MATERIAL PROVIDED:
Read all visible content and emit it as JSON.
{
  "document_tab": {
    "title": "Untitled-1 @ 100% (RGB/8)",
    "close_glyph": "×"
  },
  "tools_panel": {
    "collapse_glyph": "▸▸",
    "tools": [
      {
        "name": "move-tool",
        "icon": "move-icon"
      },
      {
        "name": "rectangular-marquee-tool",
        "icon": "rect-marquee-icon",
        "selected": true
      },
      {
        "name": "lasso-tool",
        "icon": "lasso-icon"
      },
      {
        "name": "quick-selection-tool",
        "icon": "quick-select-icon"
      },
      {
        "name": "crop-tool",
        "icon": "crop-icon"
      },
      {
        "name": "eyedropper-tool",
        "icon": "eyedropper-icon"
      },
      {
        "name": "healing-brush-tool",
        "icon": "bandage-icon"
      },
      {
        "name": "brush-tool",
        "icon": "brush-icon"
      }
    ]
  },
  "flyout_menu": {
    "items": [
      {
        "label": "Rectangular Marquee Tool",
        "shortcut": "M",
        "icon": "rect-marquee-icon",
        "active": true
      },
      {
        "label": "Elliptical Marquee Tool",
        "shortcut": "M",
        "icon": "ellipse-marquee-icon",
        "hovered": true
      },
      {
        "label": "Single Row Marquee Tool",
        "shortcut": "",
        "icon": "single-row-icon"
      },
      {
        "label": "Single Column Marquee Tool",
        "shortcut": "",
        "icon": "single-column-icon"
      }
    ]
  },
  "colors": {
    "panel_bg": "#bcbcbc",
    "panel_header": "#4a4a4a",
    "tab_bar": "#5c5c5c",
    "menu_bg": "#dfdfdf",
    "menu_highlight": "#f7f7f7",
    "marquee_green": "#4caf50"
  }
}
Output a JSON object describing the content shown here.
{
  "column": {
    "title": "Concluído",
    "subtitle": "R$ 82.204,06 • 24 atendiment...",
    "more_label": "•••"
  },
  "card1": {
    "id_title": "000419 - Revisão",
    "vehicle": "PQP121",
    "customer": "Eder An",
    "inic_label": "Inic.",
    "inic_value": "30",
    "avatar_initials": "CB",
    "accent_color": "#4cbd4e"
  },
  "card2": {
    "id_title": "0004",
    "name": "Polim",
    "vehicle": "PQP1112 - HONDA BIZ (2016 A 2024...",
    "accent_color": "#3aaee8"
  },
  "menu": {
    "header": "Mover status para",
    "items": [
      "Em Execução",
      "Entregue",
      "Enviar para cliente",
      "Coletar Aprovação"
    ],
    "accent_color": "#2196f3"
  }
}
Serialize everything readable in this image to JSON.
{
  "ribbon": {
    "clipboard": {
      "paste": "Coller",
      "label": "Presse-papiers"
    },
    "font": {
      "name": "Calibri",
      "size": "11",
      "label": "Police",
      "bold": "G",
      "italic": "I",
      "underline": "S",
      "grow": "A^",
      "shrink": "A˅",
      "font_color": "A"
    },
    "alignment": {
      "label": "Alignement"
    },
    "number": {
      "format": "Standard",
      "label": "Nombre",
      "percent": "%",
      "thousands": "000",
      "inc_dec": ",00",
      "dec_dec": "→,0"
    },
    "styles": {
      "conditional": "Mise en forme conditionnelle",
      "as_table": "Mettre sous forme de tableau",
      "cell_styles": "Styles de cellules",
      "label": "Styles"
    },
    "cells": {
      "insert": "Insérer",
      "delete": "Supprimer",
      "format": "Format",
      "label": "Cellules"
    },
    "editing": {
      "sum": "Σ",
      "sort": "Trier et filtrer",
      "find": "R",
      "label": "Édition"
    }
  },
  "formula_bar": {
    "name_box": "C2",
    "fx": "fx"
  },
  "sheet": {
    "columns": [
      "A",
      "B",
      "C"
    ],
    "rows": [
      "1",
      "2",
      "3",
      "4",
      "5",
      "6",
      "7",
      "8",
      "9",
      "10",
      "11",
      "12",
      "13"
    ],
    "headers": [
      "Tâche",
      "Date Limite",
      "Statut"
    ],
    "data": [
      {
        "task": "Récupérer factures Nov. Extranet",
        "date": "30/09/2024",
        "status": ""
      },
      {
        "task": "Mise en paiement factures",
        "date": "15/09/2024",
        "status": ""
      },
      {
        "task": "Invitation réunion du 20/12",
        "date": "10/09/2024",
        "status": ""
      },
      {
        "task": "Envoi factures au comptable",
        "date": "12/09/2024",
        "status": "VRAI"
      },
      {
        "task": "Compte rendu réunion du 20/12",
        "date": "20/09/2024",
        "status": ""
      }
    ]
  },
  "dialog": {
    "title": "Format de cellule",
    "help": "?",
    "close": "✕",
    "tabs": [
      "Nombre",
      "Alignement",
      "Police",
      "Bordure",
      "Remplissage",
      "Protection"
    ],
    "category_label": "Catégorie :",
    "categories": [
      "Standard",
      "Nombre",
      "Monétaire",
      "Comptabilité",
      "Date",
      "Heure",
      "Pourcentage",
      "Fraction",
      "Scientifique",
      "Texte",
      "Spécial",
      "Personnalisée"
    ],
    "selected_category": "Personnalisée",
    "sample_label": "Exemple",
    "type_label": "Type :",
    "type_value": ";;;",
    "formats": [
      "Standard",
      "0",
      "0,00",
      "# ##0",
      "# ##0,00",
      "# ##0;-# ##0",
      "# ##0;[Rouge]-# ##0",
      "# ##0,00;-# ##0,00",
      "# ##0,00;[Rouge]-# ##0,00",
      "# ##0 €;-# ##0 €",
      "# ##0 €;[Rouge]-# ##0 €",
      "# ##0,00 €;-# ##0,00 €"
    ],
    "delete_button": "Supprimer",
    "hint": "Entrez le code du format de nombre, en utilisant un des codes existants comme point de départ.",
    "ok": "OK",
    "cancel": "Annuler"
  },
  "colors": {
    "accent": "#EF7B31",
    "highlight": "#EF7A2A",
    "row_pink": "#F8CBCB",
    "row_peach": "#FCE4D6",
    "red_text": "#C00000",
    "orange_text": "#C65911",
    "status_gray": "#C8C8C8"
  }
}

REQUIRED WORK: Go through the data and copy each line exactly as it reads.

ANSWER SECTION:
Read all visible content and emit it as JSON.
{
  "document_tab": {
    "title": "Untitled-1 @ 100% (RGB/8)",
    "close_glyph": "×"
  },
  "tools_panel": {
    "collapse_glyph": "▸▸",
    "tools": [
      {
        "name": "move-tool",
        "icon": "move-icon"
      },
      {
        "name": "rectangular-marquee-tool",
        "icon": "rect-marquee-icon",
        "selected": true
      },
      {
        "name": "lasso-tool",
        "icon": "lasso-icon"
      },
      {
        "name": "quick-selection-tool",
        "icon": "quick-select-icon"
      },
      {
        "name": "crop-tool",
        "icon": "crop-icon"
      },
      {
        "name": "eyedropper-tool",
        "icon": "eyedropper-icon"
      },
      {
        "name": "healing-brush-tool",
        "icon": "bandage-icon"
      },
      {
        "name": "brush-tool",
        "icon": "brush-icon"
      }
    ]
  },
  "flyout_menu": {
    "items": [
      {
        "label": "Rectangular Marquee Tool",
        "shortcut": "M",
        "icon": "rect-marquee-icon",
        "active": true
      },
      {
        "label": "Elliptical Marquee Tool",
        "shortcut": "M",
        "icon": "ellipse-marquee-icon",
        "hovered": true
      },
      {
        "label": "Single Row Marquee Tool",
        "shortcut": "",
        "icon": "single-row-icon"
      },
      {
        "label": "Single Column Marquee Tool",
        "shortcut": "",
        "icon": "single-column-icon"
      }
    ]
  },
  "colors": {
    "panel_bg": "#bcbcbc",
    "panel_header": "#4a4a4a",
    "tab_bar": "#5c5c5c",
    "menu_bg": "#dfdfdf",
    "menu_highlight": "#f7f7f7",
    "marquee_green": "#4caf50"
  }
}
Output a JSON object describing the content shown here.
{
  "column": {
    "title": "Concluído",
    "subtitle": "R$ 82.204,06 • 24 atendiment...",
    "more_label": "•••"
  },
  "card1": {
    "id_title": "000419 - Revisão",
    "vehicle": "PQP121",
    "customer": "Eder An",
    "inic_label": "Inic.",
    "inic_value": "30",
    "avatar_initials": "CB",
    "accent_color": "#4cbd4e"
  },
  "card2": {
    "id_title": "0004",
    "name": "Polim",
    "vehicle": "PQP1112 - HONDA BIZ (2016 A 2024...",
    "accent_color": "#3aaee8"
  },
  "menu": {
    "header": "Mover status para",
    "items": [
      "Em Execução",
      "Entregue",
      "Enviar para cliente",
      "Coletar Aprovação"
    ],
    "accent_color": "#2196f3"
  }
}
Serialize everything readable in this image to JSON.
{
  "ribbon": {
    "clipboard": {
      "paste": "Coller",
      "label": "Presse-papiers"
    },
    "font": {
      "name": "Calibri",
      "size": "11",
      "label": "Police",
      "bold": "G",
      "italic": "I",
      "underline": "S",
      "grow": "A^",
      "shrink": "A˅",
      "font_color": "A"
    },
    "alignment": {
      "label": "Alignement"
    },
    "number": {
      "format": "Standard",
      "label": "Nombre",
      "percent": "%",
      "thousands": "000",
      "inc_dec": ",00",
      "dec_dec": "→,0"
    },
    "styles": {
      "conditional": "Mise en forme conditionnelle",
      "as_table": "Mettre sous forme de tableau",
      "cell_styles": "Styles de cellules",
      "label": "Styles"
    },
    "cells": {
      "insert": "Insérer",
      "delete": "Supprimer",
      "format": "Format",
      "label": "Cellules"
    },
    "editing": {
      "sum": "Σ",
      "sort": "Trier et filtrer",
      "find": "R",
      "label": "Édition"
    }
  },
  "formula_bar": {
    "name_box": "C2",
    "fx": "fx"
  },
  "sheet": {
    "columns": [
      "A",
      "B",
      "C"
    ],
    "rows": [
      "1",
      "2",
      "3",
      "4",
      "5",
      "6",
      "7",
      "8",
      "9",
      "10",
      "11",
      "12",
      "13"
    ],
    "headers": [
      "Tâche",
      "Date Limite",
      "Statut"
    ],
    "data": [
      {
        "task": "Récupérer factures Nov. Extranet",
        "date": "30/09/2024",
        "status": ""
      },
      {
        "task": "Mise en paiement factures",
        "date": "15/09/2024",
        "status": ""
      },
      {
        "task": "Invitation réunion du 20/12",
        "date": "10/09/2024",
        "status": ""
      },
      {
        "task": "Envoi factures au comptable",
        "date": "12/09/2024",
        "status": "VRAI"
      },
      {
        "task": "Compte rendu réunion du 20/12",
        "date": "20/09/2024",
        "status": ""
      }
    ]
  },
  "dialog": {
    "title": "Format de cellule",
    "help": "?",
    "close": "✕",
    "tabs": [
      "Nombre",
      "Alignement",
      "Police",
      "Bordure",
      "Remplissage",
      "Protection"
    ],
    "category_label": "Catégorie :",
    "categories": [
      "Standard",
      "Nombre",
      "Monétaire",
      "Comptabilité",
      "Date",
      "Heure",
      "Pourcentage",
      "Fraction",
      "Scientifique",
      "Texte",
      "Spécial",
      "Personnalisée"
    ],
    "selected_category": "Personnalisée",
    "sample_label": "Exemple",
    "type_label": "Type :",
    "type_value": ";;;",
    "formats": [
      "Standard",
      "0",
      "0,00",
      "# ##0",
      "# ##0,00",
      "# ##0;-# ##0",
      "# ##0;[Rouge]-# ##0",
      "# ##0,00;-# ##0,00",
      "# ##0,00;[Rouge]-# ##0,00",
      "# ##0 €;-# ##0 €",
      "# ##0 €;[Rouge]-# ##0 €",
      "# ##0,00 €;-# ##0,00 €"
    ],
    "delete_button": "Supprimer",
    "hint": "Entrez le code du format de nombre, en utilisant un des codes existants comme point de départ.",
    "ok": "OK",
    "cancel": "Annuler"
  },
  "colors": {
    "accent": "#EF7B31",
    "highlight": "#EF7A2A",
    "row_pink": "#F8CBCB",
    "row_peach": "#FCE4D6",
    "red_text": "#C00000",
    "orange_text": "#C65911",
    "status_gray": "#C8C8C8"
  }
}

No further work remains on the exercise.